Also, there is a certain soy condiment that is very popular, but most of those who consume it are not aware of the process used to make it. During its fermentation, the condiment harbors colonies of maggots; they are carefully removed prior to the productís being offered for sale. People enjoy the flavor but were they reminded, while eating it, that it was once populated by maggots, they might suddenly consider the condiment dirty and stop eating it. Clearly, the maggots feel perfectly at home in the midst of the decomposing material, and the question of dirty or clean does not arise; yet rotten or decomposing material suggests dirt and disgust to the minds of people.
Similarly, those who inhabit heavenly realms consider us, the earthlings, dirty; yet they, in turn, are deemed dirty by the Arhat, or Saint of the Theravadin tradition while he, the Arhat, is perceived as dirty by a Bodhisattva. Thus, the demarcation between pure and impure is far from clear.

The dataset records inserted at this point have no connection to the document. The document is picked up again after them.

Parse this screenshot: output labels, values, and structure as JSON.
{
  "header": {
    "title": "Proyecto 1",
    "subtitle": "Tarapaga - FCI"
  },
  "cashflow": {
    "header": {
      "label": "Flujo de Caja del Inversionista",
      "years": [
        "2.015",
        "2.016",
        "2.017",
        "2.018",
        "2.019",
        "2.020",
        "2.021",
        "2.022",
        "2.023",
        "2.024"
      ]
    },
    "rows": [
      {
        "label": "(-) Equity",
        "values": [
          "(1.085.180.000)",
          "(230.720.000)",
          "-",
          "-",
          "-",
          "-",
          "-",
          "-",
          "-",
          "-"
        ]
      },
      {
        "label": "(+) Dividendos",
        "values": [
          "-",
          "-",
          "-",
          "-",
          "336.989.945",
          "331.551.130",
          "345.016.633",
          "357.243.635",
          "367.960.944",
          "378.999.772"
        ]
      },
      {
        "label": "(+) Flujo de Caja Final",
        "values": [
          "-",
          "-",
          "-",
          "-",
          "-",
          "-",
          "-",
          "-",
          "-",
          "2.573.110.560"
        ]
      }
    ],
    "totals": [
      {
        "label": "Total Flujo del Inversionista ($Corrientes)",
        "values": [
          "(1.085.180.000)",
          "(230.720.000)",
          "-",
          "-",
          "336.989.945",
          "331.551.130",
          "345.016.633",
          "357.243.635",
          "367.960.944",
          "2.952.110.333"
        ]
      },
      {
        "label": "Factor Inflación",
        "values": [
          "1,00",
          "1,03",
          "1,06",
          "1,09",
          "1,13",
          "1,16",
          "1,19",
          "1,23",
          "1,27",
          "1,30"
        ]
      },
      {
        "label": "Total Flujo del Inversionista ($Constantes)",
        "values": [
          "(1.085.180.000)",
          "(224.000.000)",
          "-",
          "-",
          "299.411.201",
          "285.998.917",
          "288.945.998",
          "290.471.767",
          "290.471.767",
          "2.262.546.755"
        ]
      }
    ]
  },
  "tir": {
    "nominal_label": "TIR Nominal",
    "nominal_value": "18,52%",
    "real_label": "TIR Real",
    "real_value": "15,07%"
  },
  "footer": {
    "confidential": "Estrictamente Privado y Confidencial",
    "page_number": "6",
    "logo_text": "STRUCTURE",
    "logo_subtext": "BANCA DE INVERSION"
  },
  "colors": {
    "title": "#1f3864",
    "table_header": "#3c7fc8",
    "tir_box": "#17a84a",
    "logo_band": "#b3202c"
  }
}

If your mind is impure, the world appears correspondingly impure, and vice versa. All these distinctions are arbitrary, yet people grasp them, clinging to their views as if they were carved in stone.
Finally, we are going to talk about increase and decrease. As it is to be expected, these two terms are, likewise, completely relative: There may be an increase in the decrease or a decrease in the increase. Let me give you an example. There are ninety days of summer. At present, thirty days of summer have already passed. We might say that hot weather has been increasing over the past thirty days, or we can put it differently by saying that the hot season has decreased by thirty days. An idiomatic saying puts it as follows: ìMonths and years have no feelings; they just decrease while they increase.î ìWhile the years increase, our life span decreasesî says the same thing, using different words. I am eighty-four years old. If I am to live till ninety, I have six more years; and if I live one more year after that, it means an increase, and yet it is also a moment to moment decrease in my life span. That is the meaning of an increase in the decrease and a decrease in the increase.
In a few words, there is neither birth nor death, neither impure nor pure, neither increase nor decrease: This is the wonderful doctrine of the Middle Way. However, most people twist their perception to fit their picture of how reality should be. Then there, indeed, is birth and death, impure and pure, increase and decrease, all being produced by the notion of ego and its concomitant craving. For that reason the Buddha taught about the True Nature of Reality: He pointed out that the notion of separate ego is an illusion, and he emphasized the necessity to eliminate craving if we want to bring the round of suffering to a halt.
The essential point in all this is that the skandhas are all empty at this very moment; since the Dharma of the Skandhas is central to the Buddhadharma, the rest of the Dharmas are equally empty. To reiterate once more, there is no birth and no death, neither pure nor impure, neither increase nor decrease. According to The Mahaprajna Paramita Sutra, Emptiness is the substance of all Dharmas.